This Christmas I shall be celebrating the achievements of scientists. Because while religious books tell us of the miraculous things superbeings supposedly did hundreds of years ago, the miracles of science are all around us to see with our own eyes. Science has wiped out the diseases that Jesus cured in the occasional individual; science has made it possible for me to fly around the world, which not even the most arduous of praying could achieve; science has discovered DNA, enabling us to understand the complexities of evolution. I think I’d rather put my faith in scientists than in a man who died 2,000 years ago coming back to life and sorting it all out through magic.
I shall be celebrating Thomas Edison, for his discovery of how to record sound, so that now, 30 years after his death, I can still enjoy the genius of Jacques Brel. Even though it now turns out that maybe the first person to record sound was in fact Edouard-Leon Scott de Martinville, but everyone forgot him because his name is harder to remember.
Comedian and writer
This Christmas, I shall be thinking about girls, because the current generation of teenagers will be the first women not to face the prospect of cervical cancer. Unless their parents are such vicious bigots that they would choose to see their daughters die young as a twisted punishment for adolescent promiscuity, they’ll be inoculated against HPV, the virus that causes 70 per cent of cervical cancers. So hooray for them – I’ll be raising my glass to their healthy futures, and hoping that other cancer vaccinations follow quickly.
Comedian and writer
Someone recently asked me if being an atheist was a joyless experience. As though one cannot hope to enjoy the universe and all its myriad contents, colours, shapes and possibilities without believing it was thrown together in a week by a magic superbeing. Anyway, is it not far more joyless to slavishly attend church to avoid Hell, or cover yourself head to foot in a burkha? I like the idea that I live in a world that has been millions of years in the making, and that will exist millions of years after I’m gone. I only get to be a momentary part of it but this doesn’t make me feel so small and insignificant that I reach for a made-up meaning. It makes me grateful for the short window of life I’ve been granted and pushes me to make the most of every moment.
Singer and songwriter
This Christmas I will enjoy thinking about “chance” or, perhaps more accurately, probability. I was in a random restaurant with friends the other week and as we mentioned another mutual friend, he walked through the door. Everybody gasped at the wondrous coincidence, but chance is a deceptive beast. What about all the other times I mentioned my friend and he didn’t walk through the door? For 24 hours a day, seven days a week, nothing particularly coincidental or spooky happens at all. Life isn’t stranger than fiction, it’s much, much duller. This comforts me because it means it’s up to me to make life interesting and I can do far better than a chance meeting in a curry house.

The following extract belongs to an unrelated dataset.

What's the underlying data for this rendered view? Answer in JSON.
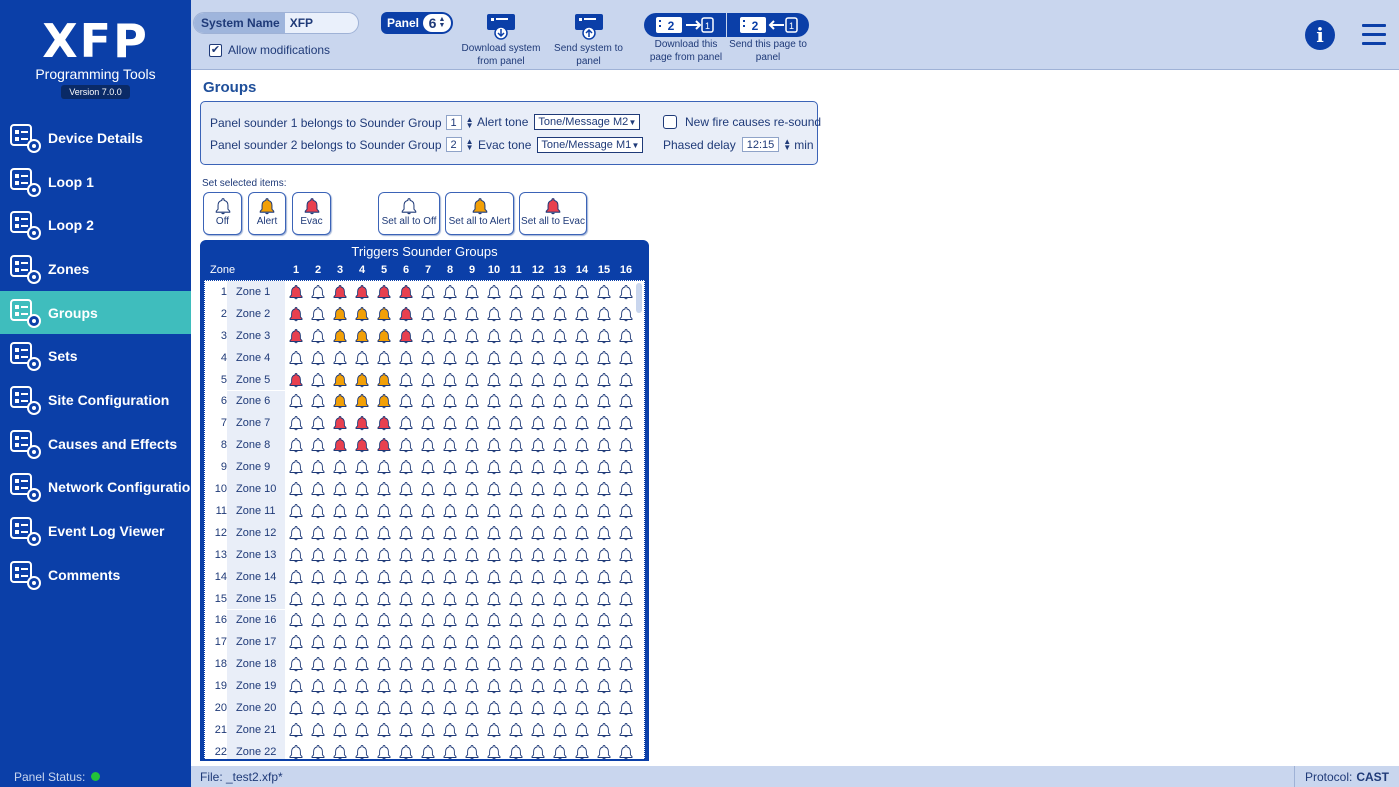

I never liked science class at all. But, then, you never got to play with a bunsen burner in RE. I’ve never wanted to know how magic tricks are done, so part of me probably always yearned to believe in something more than our puny selves. But on a practical level, I do enjoy the way bicarbonate of soda makes pigeons explode. And the way a Mentos mint expedites the release of carbon dioxide when dropped into a bottle of Fanta. So I’m unsure. So what? Galileo was a devout Roman Catholic.
Doctor and science writer
This Christmas I’m going to be thinking about what a magical and amazing place the world can be without any recourse to nonsense; that people can get pain relief simply from taking a sugar pill, or a salt-water injection; that we can have an almost psychic sense that a friend is in trouble, from barely perceptible unconscious social cues; that improbable things really do happen; and people really can meet, and fall in love, with a depth so great that it feels as if it was always meant to be. These are all things to be celebrated, because even if there is no destiny and no magic, the effects are still the same.